Information shown Start Marker

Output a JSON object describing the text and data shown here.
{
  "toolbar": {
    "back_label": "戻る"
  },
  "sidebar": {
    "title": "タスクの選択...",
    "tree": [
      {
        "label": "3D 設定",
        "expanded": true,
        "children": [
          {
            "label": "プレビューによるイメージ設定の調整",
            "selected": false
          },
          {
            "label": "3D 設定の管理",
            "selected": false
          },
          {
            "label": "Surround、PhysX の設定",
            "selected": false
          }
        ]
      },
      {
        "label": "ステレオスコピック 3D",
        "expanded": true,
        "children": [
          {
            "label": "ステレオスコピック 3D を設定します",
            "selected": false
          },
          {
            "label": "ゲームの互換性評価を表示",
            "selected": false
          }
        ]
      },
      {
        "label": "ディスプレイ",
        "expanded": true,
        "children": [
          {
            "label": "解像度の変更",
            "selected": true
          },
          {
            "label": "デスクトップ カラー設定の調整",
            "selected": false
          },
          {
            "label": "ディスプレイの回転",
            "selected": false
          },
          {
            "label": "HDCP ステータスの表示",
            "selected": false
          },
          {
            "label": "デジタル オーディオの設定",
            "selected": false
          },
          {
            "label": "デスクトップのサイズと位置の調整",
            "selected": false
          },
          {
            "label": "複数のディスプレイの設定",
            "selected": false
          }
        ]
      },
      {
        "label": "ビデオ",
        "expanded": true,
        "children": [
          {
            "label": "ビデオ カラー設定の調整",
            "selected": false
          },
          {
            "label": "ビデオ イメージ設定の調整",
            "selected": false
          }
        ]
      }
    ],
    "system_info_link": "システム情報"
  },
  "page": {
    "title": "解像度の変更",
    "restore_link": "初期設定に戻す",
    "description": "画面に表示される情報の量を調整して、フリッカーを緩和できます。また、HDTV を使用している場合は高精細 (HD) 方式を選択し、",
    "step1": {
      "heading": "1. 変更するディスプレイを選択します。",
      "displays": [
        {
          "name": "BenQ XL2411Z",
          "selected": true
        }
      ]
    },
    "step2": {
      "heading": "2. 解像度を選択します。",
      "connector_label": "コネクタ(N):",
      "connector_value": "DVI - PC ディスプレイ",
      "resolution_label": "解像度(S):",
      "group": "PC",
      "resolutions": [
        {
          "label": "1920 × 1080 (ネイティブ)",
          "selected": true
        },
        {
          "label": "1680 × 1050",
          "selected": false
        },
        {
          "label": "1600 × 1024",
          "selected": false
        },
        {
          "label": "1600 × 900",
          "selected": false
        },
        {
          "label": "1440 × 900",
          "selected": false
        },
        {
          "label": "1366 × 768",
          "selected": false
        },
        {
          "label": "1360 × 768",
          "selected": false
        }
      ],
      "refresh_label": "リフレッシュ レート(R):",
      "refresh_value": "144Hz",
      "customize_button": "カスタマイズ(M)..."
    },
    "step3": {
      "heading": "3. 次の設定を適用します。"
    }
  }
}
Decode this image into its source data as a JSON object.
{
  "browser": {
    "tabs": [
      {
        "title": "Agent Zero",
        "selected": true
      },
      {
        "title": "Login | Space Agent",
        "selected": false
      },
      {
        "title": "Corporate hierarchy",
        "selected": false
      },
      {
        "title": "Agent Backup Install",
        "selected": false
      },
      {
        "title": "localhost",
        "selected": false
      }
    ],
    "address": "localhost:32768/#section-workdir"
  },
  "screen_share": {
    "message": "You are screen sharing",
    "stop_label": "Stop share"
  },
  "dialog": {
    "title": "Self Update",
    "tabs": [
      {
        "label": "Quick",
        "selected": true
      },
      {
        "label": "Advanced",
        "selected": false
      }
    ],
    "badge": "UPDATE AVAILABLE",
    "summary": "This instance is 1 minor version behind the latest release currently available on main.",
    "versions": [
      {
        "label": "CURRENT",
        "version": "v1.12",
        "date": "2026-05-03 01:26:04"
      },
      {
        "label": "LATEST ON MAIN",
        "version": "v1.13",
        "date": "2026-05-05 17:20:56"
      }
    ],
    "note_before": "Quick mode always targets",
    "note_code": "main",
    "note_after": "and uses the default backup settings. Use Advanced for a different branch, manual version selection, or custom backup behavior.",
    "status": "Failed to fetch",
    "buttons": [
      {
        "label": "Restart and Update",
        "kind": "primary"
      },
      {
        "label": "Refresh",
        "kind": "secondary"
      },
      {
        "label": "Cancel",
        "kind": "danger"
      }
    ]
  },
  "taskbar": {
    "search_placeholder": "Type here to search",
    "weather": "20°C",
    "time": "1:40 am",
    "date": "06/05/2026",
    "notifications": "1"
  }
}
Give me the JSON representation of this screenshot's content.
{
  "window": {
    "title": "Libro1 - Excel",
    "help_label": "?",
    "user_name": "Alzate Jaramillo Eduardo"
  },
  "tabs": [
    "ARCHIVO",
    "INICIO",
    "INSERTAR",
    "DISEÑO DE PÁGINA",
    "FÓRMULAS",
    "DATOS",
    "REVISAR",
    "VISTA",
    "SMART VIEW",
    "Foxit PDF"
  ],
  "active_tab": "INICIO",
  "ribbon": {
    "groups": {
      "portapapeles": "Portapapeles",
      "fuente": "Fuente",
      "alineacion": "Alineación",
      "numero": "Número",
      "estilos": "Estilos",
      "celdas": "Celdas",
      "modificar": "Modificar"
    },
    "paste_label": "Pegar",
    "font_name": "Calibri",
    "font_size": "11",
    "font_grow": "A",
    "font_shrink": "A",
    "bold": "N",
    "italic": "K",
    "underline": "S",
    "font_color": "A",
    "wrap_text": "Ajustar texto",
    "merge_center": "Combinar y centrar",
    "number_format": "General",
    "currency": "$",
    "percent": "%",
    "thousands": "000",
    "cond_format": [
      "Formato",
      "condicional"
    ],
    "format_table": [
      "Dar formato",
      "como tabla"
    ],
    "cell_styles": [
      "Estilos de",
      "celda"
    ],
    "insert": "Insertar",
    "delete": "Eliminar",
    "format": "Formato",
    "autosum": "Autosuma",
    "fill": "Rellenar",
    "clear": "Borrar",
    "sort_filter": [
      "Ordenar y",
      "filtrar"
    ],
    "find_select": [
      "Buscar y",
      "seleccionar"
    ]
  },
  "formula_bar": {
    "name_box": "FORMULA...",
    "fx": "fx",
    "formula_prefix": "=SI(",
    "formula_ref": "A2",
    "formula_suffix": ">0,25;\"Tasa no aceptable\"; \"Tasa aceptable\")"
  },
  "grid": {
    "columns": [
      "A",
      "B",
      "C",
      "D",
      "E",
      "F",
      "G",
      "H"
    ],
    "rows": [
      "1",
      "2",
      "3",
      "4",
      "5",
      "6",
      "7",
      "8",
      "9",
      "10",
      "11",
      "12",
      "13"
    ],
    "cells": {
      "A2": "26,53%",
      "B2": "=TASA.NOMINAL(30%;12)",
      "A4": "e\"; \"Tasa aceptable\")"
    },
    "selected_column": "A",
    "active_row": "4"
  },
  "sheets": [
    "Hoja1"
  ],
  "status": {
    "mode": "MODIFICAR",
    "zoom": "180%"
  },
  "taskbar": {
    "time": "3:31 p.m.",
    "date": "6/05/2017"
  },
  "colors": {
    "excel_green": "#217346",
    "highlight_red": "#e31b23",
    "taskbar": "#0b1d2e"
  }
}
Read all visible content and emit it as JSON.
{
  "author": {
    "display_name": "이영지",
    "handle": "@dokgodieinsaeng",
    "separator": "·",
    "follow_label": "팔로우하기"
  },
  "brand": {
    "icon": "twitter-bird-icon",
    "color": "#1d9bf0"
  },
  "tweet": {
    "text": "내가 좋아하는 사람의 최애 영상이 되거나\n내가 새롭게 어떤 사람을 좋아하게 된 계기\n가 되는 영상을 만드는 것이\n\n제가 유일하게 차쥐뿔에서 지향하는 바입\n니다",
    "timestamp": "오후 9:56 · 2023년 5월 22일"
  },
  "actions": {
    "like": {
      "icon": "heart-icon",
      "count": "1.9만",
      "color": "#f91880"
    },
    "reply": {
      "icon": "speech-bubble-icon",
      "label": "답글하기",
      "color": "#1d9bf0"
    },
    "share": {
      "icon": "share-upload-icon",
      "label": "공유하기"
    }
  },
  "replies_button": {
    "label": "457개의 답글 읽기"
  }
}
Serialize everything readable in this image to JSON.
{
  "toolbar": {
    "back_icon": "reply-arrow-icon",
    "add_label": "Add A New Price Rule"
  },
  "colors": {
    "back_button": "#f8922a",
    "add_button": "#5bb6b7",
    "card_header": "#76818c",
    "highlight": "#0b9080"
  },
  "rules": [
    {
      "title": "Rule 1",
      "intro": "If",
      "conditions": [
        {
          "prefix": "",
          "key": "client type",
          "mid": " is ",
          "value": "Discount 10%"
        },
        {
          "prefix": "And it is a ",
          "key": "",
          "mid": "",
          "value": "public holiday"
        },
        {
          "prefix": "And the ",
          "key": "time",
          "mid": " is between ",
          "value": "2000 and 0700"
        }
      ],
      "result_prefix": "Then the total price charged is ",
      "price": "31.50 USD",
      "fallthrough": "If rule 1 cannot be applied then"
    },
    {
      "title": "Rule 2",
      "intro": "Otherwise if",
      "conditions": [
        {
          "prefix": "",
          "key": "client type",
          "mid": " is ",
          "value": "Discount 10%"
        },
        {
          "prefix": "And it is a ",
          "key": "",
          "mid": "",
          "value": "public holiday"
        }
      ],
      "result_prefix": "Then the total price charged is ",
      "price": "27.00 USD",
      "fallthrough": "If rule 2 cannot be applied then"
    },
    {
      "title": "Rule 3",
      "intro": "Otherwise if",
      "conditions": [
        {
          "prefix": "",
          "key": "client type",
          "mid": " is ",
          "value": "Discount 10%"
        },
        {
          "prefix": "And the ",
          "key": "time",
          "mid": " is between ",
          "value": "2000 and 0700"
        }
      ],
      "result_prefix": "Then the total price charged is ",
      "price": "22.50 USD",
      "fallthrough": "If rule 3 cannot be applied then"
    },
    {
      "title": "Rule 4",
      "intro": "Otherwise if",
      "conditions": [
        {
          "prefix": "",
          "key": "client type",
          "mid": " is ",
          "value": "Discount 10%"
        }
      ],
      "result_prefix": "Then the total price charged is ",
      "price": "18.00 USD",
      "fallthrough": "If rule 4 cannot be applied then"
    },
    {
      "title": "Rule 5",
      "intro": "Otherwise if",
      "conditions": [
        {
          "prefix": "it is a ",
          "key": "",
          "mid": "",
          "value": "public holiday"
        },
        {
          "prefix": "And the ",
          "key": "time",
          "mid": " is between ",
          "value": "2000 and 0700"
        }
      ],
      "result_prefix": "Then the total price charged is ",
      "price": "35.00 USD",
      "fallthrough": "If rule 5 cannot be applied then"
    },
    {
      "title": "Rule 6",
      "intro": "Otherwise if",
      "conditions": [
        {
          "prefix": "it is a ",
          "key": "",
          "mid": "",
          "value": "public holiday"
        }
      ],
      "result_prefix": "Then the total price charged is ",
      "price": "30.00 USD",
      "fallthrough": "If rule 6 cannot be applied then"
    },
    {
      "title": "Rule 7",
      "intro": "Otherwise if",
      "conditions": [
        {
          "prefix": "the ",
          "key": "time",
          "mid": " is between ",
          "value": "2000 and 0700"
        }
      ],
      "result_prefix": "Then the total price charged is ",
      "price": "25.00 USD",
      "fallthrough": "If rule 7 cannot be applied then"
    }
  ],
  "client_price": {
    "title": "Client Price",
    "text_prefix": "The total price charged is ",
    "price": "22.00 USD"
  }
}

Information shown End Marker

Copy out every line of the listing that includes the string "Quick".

● Result
        "label": "Quick",
    "note_before": "Quick mode always targets",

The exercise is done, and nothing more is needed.